### [Problem description]
Restate the full set of records exactly, without adding or dropping a word.
[Opening Source records section]
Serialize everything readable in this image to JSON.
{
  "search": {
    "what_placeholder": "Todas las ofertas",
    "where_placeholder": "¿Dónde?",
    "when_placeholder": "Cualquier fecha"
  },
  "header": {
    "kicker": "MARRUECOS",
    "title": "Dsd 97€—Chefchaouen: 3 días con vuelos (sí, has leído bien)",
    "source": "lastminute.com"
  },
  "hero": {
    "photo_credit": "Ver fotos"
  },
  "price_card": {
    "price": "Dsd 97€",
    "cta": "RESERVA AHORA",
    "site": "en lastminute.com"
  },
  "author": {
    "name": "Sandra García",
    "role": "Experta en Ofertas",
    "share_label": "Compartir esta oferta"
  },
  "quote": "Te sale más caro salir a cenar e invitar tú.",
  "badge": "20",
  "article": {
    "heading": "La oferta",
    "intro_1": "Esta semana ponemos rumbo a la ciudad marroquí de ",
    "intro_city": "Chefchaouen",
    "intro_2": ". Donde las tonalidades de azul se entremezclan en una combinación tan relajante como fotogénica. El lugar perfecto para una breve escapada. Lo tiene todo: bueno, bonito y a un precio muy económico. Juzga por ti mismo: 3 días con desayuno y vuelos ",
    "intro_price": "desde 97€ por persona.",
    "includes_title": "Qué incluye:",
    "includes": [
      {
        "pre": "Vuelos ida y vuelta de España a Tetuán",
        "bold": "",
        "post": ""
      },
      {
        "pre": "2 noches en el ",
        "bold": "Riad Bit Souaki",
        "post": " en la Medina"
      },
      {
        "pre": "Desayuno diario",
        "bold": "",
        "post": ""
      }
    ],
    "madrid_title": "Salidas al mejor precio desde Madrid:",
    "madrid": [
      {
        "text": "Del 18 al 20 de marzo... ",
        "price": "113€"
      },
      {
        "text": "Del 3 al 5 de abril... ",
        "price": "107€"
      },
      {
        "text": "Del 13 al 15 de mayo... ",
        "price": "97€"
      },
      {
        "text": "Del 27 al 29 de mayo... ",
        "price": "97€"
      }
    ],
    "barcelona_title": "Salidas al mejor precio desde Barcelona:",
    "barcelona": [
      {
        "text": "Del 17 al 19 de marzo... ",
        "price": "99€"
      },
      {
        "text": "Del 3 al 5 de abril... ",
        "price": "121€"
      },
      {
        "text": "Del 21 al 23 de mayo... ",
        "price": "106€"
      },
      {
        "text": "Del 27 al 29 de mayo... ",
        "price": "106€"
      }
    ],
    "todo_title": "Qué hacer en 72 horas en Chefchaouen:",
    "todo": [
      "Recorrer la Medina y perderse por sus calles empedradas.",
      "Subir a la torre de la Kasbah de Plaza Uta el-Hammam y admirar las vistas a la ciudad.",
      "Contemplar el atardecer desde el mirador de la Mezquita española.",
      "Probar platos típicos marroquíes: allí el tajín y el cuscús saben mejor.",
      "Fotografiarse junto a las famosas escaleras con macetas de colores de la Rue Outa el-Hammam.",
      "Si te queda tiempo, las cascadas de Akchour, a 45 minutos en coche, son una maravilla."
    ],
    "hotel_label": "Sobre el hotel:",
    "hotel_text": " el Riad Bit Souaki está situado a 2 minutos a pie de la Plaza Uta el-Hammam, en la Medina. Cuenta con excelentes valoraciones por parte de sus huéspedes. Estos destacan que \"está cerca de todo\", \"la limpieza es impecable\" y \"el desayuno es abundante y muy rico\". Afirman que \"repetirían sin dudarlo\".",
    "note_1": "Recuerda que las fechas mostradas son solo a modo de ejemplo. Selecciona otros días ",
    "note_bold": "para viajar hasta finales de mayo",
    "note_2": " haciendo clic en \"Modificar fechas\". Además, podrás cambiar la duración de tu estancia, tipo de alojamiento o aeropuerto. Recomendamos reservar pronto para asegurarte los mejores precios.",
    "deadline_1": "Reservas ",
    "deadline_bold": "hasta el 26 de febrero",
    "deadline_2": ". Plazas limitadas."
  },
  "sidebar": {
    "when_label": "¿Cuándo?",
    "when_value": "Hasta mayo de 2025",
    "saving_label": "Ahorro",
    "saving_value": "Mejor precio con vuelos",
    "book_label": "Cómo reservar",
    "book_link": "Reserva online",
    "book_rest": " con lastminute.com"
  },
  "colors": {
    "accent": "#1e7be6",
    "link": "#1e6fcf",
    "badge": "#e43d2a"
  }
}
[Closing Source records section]
### [Result of this exercise]
Serialize everything readable in this image to JSON.
{
  "search": {
    "what_placeholder": "Todas las ofertas",
    "where_placeholder": "¿Dónde?",
    "when_placeholder": "Cualquier fecha"
  },
  "header": {
    "kicker": "MARRUECOS",
    "title": "Dsd 97€—Chefchaouen: 3 días con vuelos (sí, has leído bien)",
    "source": "lastminute.com"
  },
  "hero": {
    "photo_credit": "Ver fotos"
  },
  "price_card": {
    "price": "Dsd 97€",
    "cta": "RESERVA AHORA",
    "site": "en lastminute.com"
  },
  "author": {
    "name": "Sandra García",
    "role": "Experta en Ofertas",
    "share_label": "Compartir esta oferta"
  },
  "quote": "Te sale más caro salir a cenar e invitar tú.",
  "badge": "20",
  "article": {
    "heading": "La oferta",
    "intro_1": "Esta semana ponemos rumbo a la ciudad marroquí de ",
    "intro_city": "Chefchaouen",
    "intro_2": ". Donde las tonalidades de azul se entremezclan en una combinación tan relajante como fotogénica. El lugar perfecto para una breve escapada. Lo tiene todo: bueno, bonito y a un precio muy económico. Juzga por ti mismo: 3 días con desayuno y vuelos ",
    "intro_price": "desde 97€ por persona.",
    "includes_title": "Qué incluye:",
    "includes": [
      {
        "pre": "Vuelos ida y vuelta de España a Tetuán",
        "bold": "",
        "post": ""
      },
      {
        "pre": "2 noches en el ",
        "bold": "Riad Bit Souaki",
        "post": " en la Medina"
      },
      {
        "pre": "Desayuno diario",
        "bold": "",
        "post": ""
      }
    ],
    "madrid_title": "Salidas al mejor precio desde Madrid:",
    "madrid": [
      {
        "text": "Del 18 al 20 de marzo... ",
        "price": "113€"
      },
      {
        "text": "Del 3 al 5 de abril... ",
        "price": "107€"
      },
      {
        "text": "Del 13 al 15 de mayo... ",
        "price": "97€"
      },
      {
        "text": "Del 27 al 29 de mayo... ",
        "price": "97€"
      }
    ],
    "barcelona_title": "Salidas al mejor precio desde Barcelona:",
    "barcelona": [
      {
        "text": "Del 17 al 19 de marzo... ",
        "price": "99€"
      },
      {
        "text": "Del 3 al 5 de abril... ",
        "price": "121€"
      },
      {
        "text": "Del 21 al 23 de mayo... ",
        "price": "106€"
      },
      {
        "text": "Del 27 al 29 de mayo... ",
        "price": "106€"
      }
    ],
    "todo_title": "Qué hacer en 72 horas en Chefchaouen:",
    "todo": [
      "Recorrer la Medina y perderse por sus calles empedradas.",
      "Subir a la torre de la Kasbah de Plaza Uta el-Hammam y admirar las vistas a la ciudad.",
      "Contemplar el atardecer desde el mirador de la Mezquita española.",
      "Probar platos típicos marroquíes: allí el tajín y el cuscús saben mejor.",
      "Fotografiarse junto a las famosas escaleras con macetas de colores de la Rue Outa el-Hammam.",
      "Si te queda tiempo, las cascadas de Akchour, a 45 minutos en coche, son una maravilla."
    ],
    "hotel_label": "Sobre el hotel:",
    "hotel_text": " el Riad Bit Souaki está situado a 2 minutos a pie de la Plaza Uta el-Hammam, en la Medina. Cuenta con excelentes valoraciones por parte de sus huéspedes. Estos destacan que \"está cerca de todo\", \"la limpieza es impecable\" y \"el desayuno es abundante y muy rico\". Afirman que \"repetirían sin dudarlo\".",
    "note_1": "Recuerda que las fechas mostradas son solo a modo de ejemplo. Selecciona otros días ",
    "note_bold": "para viajar hasta finales de mayo",
    "note_2": " haciendo clic en \"Modificar fechas\". Además, podrás cambiar la duración de tu estancia, tipo de alojamiento o aeropuerto. Recomendamos reservar pronto para asegurarte los mejores precios.",
    "deadline_1": "Reservas ",
    "deadline_bold": "hasta el 26 de febrero",
    "deadline_2": ". Plazas limitadas."
  },
  "sidebar": {
    "when_label": "¿Cuándo?",
    "when_value": "Hasta mayo de 2025",
    "saving_label": "Ahorro",
    "saving_value": "Mejor precio con vuelos",
    "book_label": "Cómo reservar",
    "book_link": "Reserva online",
    "book_rest": " con lastminute.com"
  },
  "colors": {
    "accent": "#1e7be6",
    "link": "#1e6fcf",
    "badge": "#e43d2a"
  }
}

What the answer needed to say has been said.